There are various arguments for heavy wood compared to light wood however, The non Ghanaian drums are much heavier and produce a more solid sound as they are made from hard woods but they are also a lot more expensive as the wood is much more expesnive to work on and buy. If the drums is lightweight as well, well that's a bonus as you don't have extra weight to lug around.


The wood my carvers use in Ghana is tweneboa, which is a Ghanaian cedar wood. This is a soft wood but produces a fantastic sound. The weight of a cedar wood djembe drum depends upon where the wood was cut on the tree. If the drum is quite heavy the wood will be from the bottom of the tree, if it is lightweight it will be from the younger wood at the top of the tree. On average a full size djembe drum - 12"/13" x 24" - weighs between 6-9kg.

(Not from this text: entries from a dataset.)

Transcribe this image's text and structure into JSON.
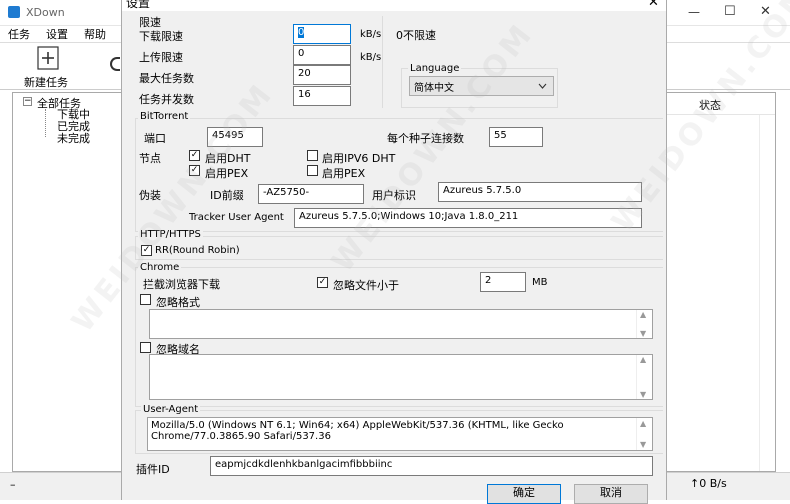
{
  "main_window": {
    "title": "XDown",
    "menu": [
      "任务",
      "设置",
      "帮助"
    ],
    "toolbar": {
      "new_task_label": "新建任务"
    },
    "tree": {
      "root": "全部任务",
      "children": [
        "下载中",
        "已完成",
        "未完成"
      ]
    },
    "list": {
      "status_header": "状态"
    },
    "statusbar": {
      "speed": "↑0 B/s",
      "left_char": "–"
    },
    "caption_buttons": {
      "minimize": "—",
      "maximize": "☐",
      "close": "✕"
    }
  },
  "dialog": {
    "title": "设置",
    "close_glyph": "✕",
    "speed_limit": {
      "group_label": "限速",
      "download_label": "下载限速",
      "download_value": "0",
      "upload_label": "上传限速",
      "upload_value": "0",
      "unit_kb": "kB/s",
      "max_tasks_label": "最大任务数",
      "max_tasks_value": "20",
      "concurrency_label": "任务并发数",
      "concurrency_value": "16",
      "no_limit_note": "0不限速"
    },
    "language": {
      "group_label": "Language",
      "selected": "简体中文"
    },
    "bittorrent": {
      "group_label": "BitTorrent",
      "port_label": "端口",
      "port_value": "45495",
      "conn_label": "每个种子连接数",
      "conn_value": "55",
      "nodes_label": "节点",
      "dht_label": "启用DHT",
      "dht_checked": true,
      "ipv6dht_label": "启用IPV6 DHT",
      "ipv6dht_checked": false,
      "pex_label": "启用PEX",
      "pex_checked": true,
      "pex2_label": "启用PEX",
      "pex2_checked": false,
      "disguise_label": "伪装",
      "id_prefix_label": "ID前缀",
      "id_prefix_value": "-AZ5750-",
      "user_id_label": "用户标识",
      "user_id_value": "Azureus 5.7.5.0",
      "tracker_ua_label": "Tracker User Agent",
      "tracker_ua_value": "Azureus 5.7.5.0;Windows 10;Java 1.8.0_211"
    },
    "http": {
      "group_label": "HTTP/HTTPS",
      "rr_label": "RR(Round Robin)",
      "rr_checked": true
    },
    "chrome": {
      "group_label": "Chrome",
      "intercept_label": "拦截浏览器下载",
      "ignore_small_label": "忽略文件小于",
      "ignore_small_checked": true,
      "ignore_small_value": "2",
      "ignore_small_unit": "MB",
      "ignore_format_label": "忽略格式",
      "ignore_format_checked": false,
      "ignore_domain_label": "忽略域名",
      "ignore_domain_checked": false
    },
    "user_agent": {
      "group_label": "User-Agent",
      "line1": "Mozilla/5.0 (Windows NT 6.1; Win64; x64) AppleWebKit/537.36 (KHTML, like Gecko",
      "line2": "Chrome/77.0.3865.90 Safari/537.36"
    },
    "plugin": {
      "label": "插件ID",
      "value": "eapmjcdkdlenhkbanlgacimfibbbiinc"
    },
    "ok_label": "确定",
    "cancel_label": "取消"
  },
  "watermark": "WEIDOWN.COM",
  "colors": {
    "dialog_bg": "#f0f0f0",
    "selection": "#0078d7",
    "input_border": "#7a7a7a"
  }
}
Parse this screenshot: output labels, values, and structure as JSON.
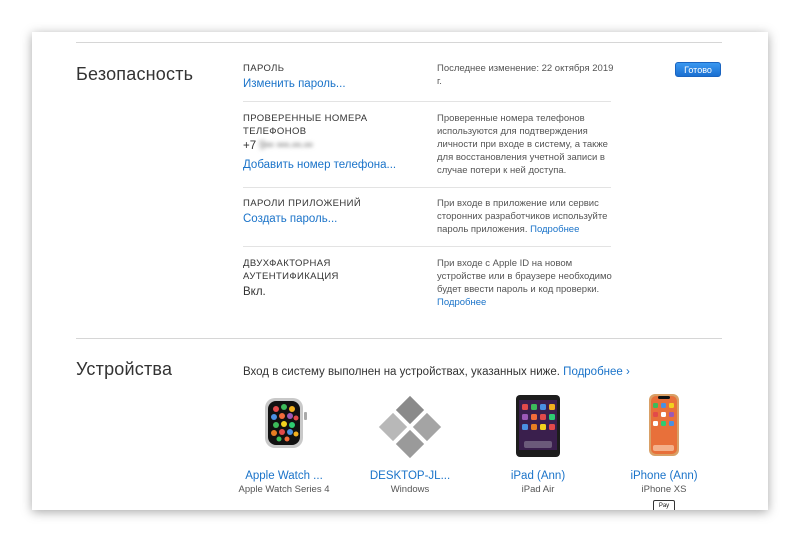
{
  "security": {
    "title": "Безопасность",
    "done_button": "Готово",
    "password": {
      "label": "ПАРОЛЬ",
      "action": "Изменить пароль...",
      "description": "Последнее изменение: 22 октября 2019 г."
    },
    "phones": {
      "label": "ПРОВЕРЕННЫЕ НОМЕРА ТЕЛЕФОНОВ",
      "number_prefix": "+7",
      "number_hidden": "9•• •••-••-••",
      "action": "Добавить номер телефона...",
      "description": "Проверенные номера телефонов используются для подтверждения личности при входе в систему, а также для восстановления учетной записи в случае потери к ней доступа."
    },
    "app_passwords": {
      "label": "ПАРОЛИ ПРИЛОЖЕНИЙ",
      "action": "Создать пароль...",
      "description": "При входе в приложение или сервис сторонних разработчиков используйте пароль приложения.",
      "more": "Подробнее"
    },
    "two_factor": {
      "label": "ДВУХФАКТОРНАЯ АУТЕНТИФИКАЦИЯ",
      "value": "Вкл.",
      "description": "При входе с Apple ID на новом устройстве или в браузере необходимо будет ввести пароль и код проверки.",
      "more": "Подробнее"
    }
  },
  "devices": {
    "title": "Устройства",
    "intro": "Вход в систему выполнен на устройствах, указанных ниже.",
    "more": "Подробнее ›",
    "items": [
      {
        "name": "Apple Watch ...",
        "model": "Apple Watch Series 4",
        "icon": "apple-watch-icon"
      },
      {
        "name": "DESKTOP-JL...",
        "model": "Windows",
        "icon": "windows-logo-icon"
      },
      {
        "name": "iPad (Ann)",
        "model": "iPad Air",
        "icon": "ipad-icon"
      },
      {
        "name": "iPhone (Ann)",
        "model": "iPhone XS",
        "icon": "iphone-icon"
      }
    ],
    "apple_pay_badge": "Pay"
  }
}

The woods my carvers use in Senegal is either linke, dimbe or khari woods. These are hard woods and give the drum an extra louder sound. The weight of the drum also increases.


In Burkina the wood is gueni or heavy weight dugara wood. and in Ivory coast the wood we use is iroko wood. All give a loud, harder sound to the djembe drums.


The wood must be treated, usually this is done with a waxy protector over the stained wood finish. This prolongs the life of the djembe and protects it from moisture and marks.



No drum is ever perfect and small line cracks along the top and bottom edge of a drum are normal, as they appear during wood drying process.



The skin for a djembe drum is usually goatskin but can be calf, cow or antelope on occasion. Djembe drums must have shaved goatskins free of any holes or minor splits. You can tell what sort of quality skin you have by simply holding to the light and checking for any bits that are substantially lighter than the other part of the skin. Ideally you are looking for an even colour all the way round this indicates a good quality skin.


Goatskins are tough wearing so don't worry about any minor colour changes when you do this test. Some djembe drums have fur around the outside, some don't, it's just a manufacturer preference.



Djembe drums in particular produce a nice deep bass and very crisp high notes. You're looking for a warm, resonant bass sound when you strike the middle, a sound that holds the bass note continuously. The bigger the upper chamber the bigger the bass sound.


The slap sound should be sharp and quick, it is the highest pitched sound of the djembe and the longer the stem the greater the pitch of slap, if it' sounds "tinny" or dull then leave that drum alone and look elsewhere.


The tone is the middle sound of the djembe drum, is often called the natural sound of the drum and it is slightly deeper than the slap but should still sound sharp, once again if the pitch doesn't sound good to you then walk away and look at another drum.  Remember that a djembe drum can be tuned but these are the basic sounds to look for.



Ghanaian djembe drums are double roped all other West African djembe drum manufacturers choose single ropes - I have found there is little difference in the standard of both roping systems and it is more to do with the quality and strength of the rope and skin than how it is bound on the rings.


Design plays no part in the sound of the drum - as you'd expect - but there are some superbly designed drums out there. We have a choice of traditional African symbols on the drums, or animal/jungle designs. or no carvings at all. But as I say, they are purely aesthetic.